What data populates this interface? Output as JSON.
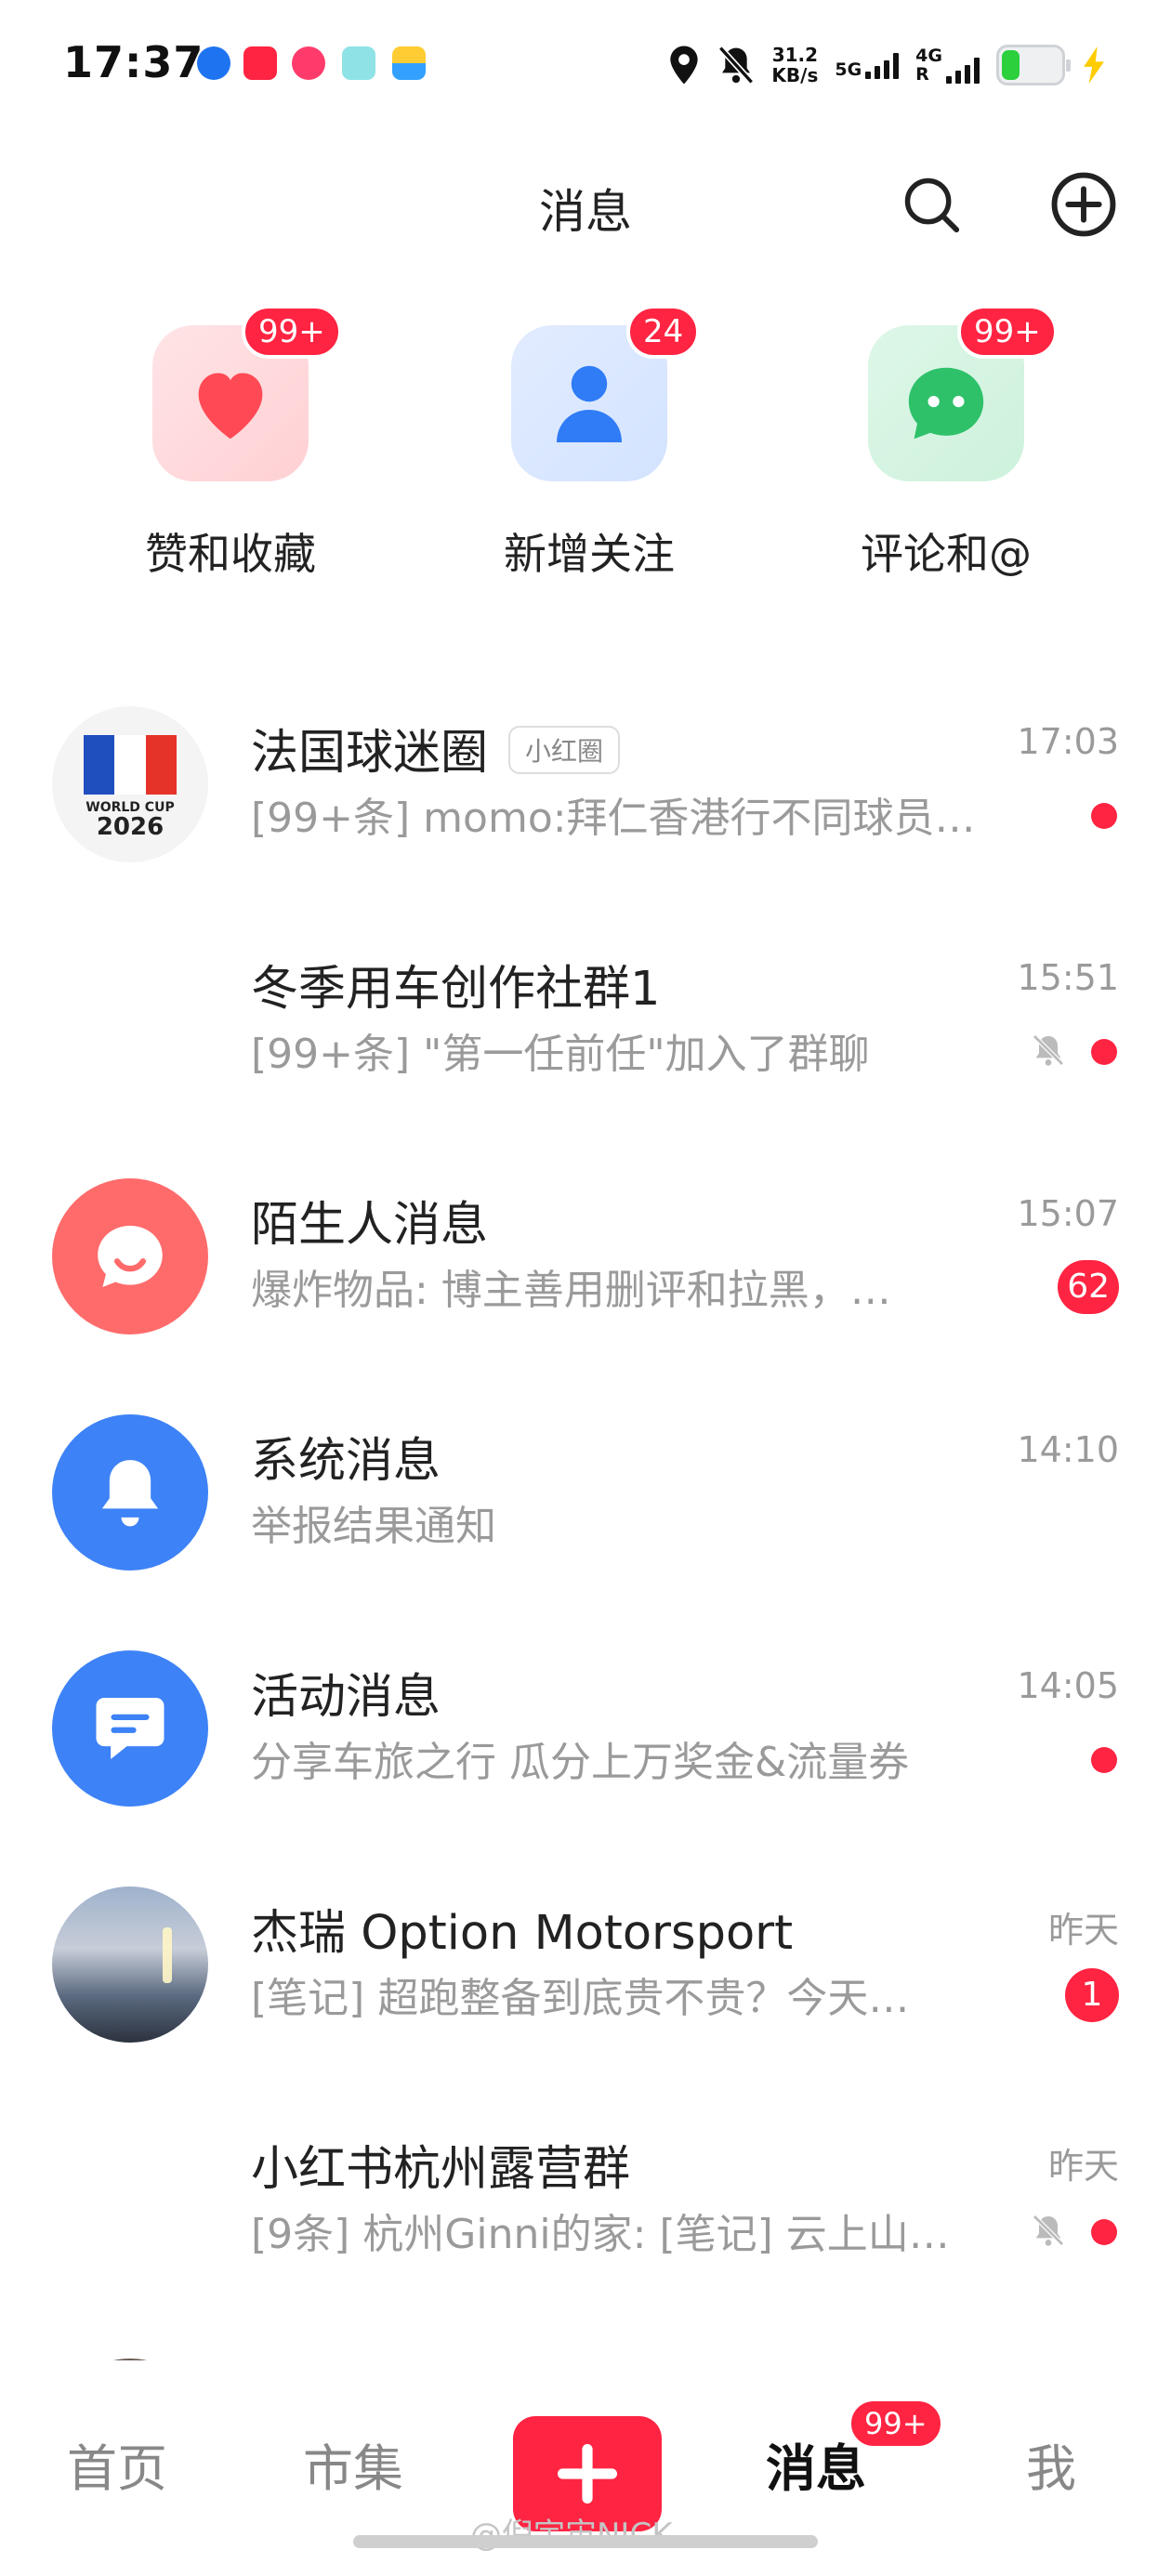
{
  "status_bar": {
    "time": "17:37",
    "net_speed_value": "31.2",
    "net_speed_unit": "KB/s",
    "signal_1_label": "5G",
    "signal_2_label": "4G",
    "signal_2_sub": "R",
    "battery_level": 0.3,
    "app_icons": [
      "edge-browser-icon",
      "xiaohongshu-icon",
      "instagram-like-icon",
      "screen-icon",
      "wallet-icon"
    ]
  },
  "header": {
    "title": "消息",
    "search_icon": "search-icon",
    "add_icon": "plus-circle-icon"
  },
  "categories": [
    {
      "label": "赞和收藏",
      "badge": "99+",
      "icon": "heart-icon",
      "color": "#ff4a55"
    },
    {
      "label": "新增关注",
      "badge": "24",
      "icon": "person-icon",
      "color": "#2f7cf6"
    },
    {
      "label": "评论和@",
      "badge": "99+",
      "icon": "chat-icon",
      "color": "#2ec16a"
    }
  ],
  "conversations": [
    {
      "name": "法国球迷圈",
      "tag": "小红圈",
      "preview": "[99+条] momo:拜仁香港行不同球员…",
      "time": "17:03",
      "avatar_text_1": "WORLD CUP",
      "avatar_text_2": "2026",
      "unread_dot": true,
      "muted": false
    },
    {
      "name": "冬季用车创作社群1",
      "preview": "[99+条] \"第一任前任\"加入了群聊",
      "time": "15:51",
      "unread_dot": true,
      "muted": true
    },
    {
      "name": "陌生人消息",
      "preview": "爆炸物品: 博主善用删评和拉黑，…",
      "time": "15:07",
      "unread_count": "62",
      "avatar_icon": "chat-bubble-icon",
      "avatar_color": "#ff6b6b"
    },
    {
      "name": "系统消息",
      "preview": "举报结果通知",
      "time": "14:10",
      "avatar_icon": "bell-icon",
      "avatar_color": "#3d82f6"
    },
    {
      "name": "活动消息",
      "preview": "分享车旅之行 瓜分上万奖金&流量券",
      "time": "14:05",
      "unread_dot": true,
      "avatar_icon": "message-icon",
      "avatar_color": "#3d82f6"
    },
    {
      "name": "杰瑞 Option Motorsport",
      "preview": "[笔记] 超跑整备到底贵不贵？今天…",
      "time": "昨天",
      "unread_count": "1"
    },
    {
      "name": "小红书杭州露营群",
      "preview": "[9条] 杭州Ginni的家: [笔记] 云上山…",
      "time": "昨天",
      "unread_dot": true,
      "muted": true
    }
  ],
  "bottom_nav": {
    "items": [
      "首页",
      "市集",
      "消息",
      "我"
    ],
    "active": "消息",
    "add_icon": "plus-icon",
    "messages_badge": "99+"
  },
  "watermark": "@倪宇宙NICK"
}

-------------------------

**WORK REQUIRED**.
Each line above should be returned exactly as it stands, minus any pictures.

**EXERCISE SOLUTION**.
What data populates this interface? Output as JSON.
{
  "status_bar": {
    "time": "17:37",
    "net_speed_value": "31.2",
    "net_speed_unit": "KB/s",
    "signal_1_label": "5G",
    "signal_2_label": "4G",
    "signal_2_sub": "R",
    "battery_level": 0.3,
    "app_icons": [
      "edge-browser-icon",
      "xiaohongshu-icon",
      "instagram-like-icon",
      "screen-icon",
      "wallet-icon"
    ]
  },
  "header": {
    "title": "消息",
    "search_icon": "search-icon",
    "add_icon": "plus-circle-icon"
  },
  "categories": [
    {
      "label": "赞和收藏",
      "badge": "99+",
      "icon": "heart-icon",
      "color": "#ff4a55"
    },
    {
      "label": "新增关注",
      "badge": "24",
      "icon": "person-icon",
      "color": "#2f7cf6"
    },
    {
      "label": "评论和@",
      "badge": "99+",
      "icon": "chat-icon",
      "color": "#2ec16a"
    }
  ],
  "conversations": [
    {
      "name": "法国球迷圈",
      "tag": "小红圈",
      "preview": "[99+条] momo:拜仁香港行不同球员…",
      "time": "17:03",
      "avatar_text_1": "WORLD CUP",
      "avatar_text_2": "2026",
      "unread_dot": true,
      "muted": false
    },
    {
      "name": "冬季用车创作社群1",
      "preview": "[99+条] \"第一任前任\"加入了群聊",
      "time": "15:51",
      "unread_dot": true,
      "muted": true
    },
    {
      "name": "陌生人消息",
      "preview": "爆炸物品: 博主善用删评和拉黑，…",
      "time": "15:07",
      "unread_count": "62",
      "avatar_icon": "chat-bubble-icon",
      "avatar_color": "#ff6b6b"
    },
    {
      "name": "系统消息",
      "preview": "举报结果通知",
      "time": "14:10",
      "avatar_icon": "bell-icon",
      "avatar_color": "#3d82f6"
    },
    {
      "name": "活动消息",
      "preview": "分享车旅之行 瓜分上万奖金&流量券",
      "time": "14:05",
      "unread_dot": true,
      "avatar_icon": "message-icon",
      "avatar_color": "#3d82f6"
    },
    {
      "name": "杰瑞 Option Motorsport",
      "preview": "[笔记] 超跑整备到底贵不贵？今天…",
      "time": "昨天",
      "unread_count": "1"
    },
    {
      "name": "小红书杭州露营群",
      "preview": "[9条] 杭州Ginni的家: [笔记] 云上山…",
      "time": "昨天",
      "unread_dot": true,
      "muted": true
    }
  ],
  "bottom_nav": {
    "items": [
      "首页",
      "市集",
      "消息",
      "我"
    ],
    "active": "消息",
    "add_icon": "plus-icon",
    "messages_badge": "99+"
  },
  "watermark": "@倪宇宙NICK"
}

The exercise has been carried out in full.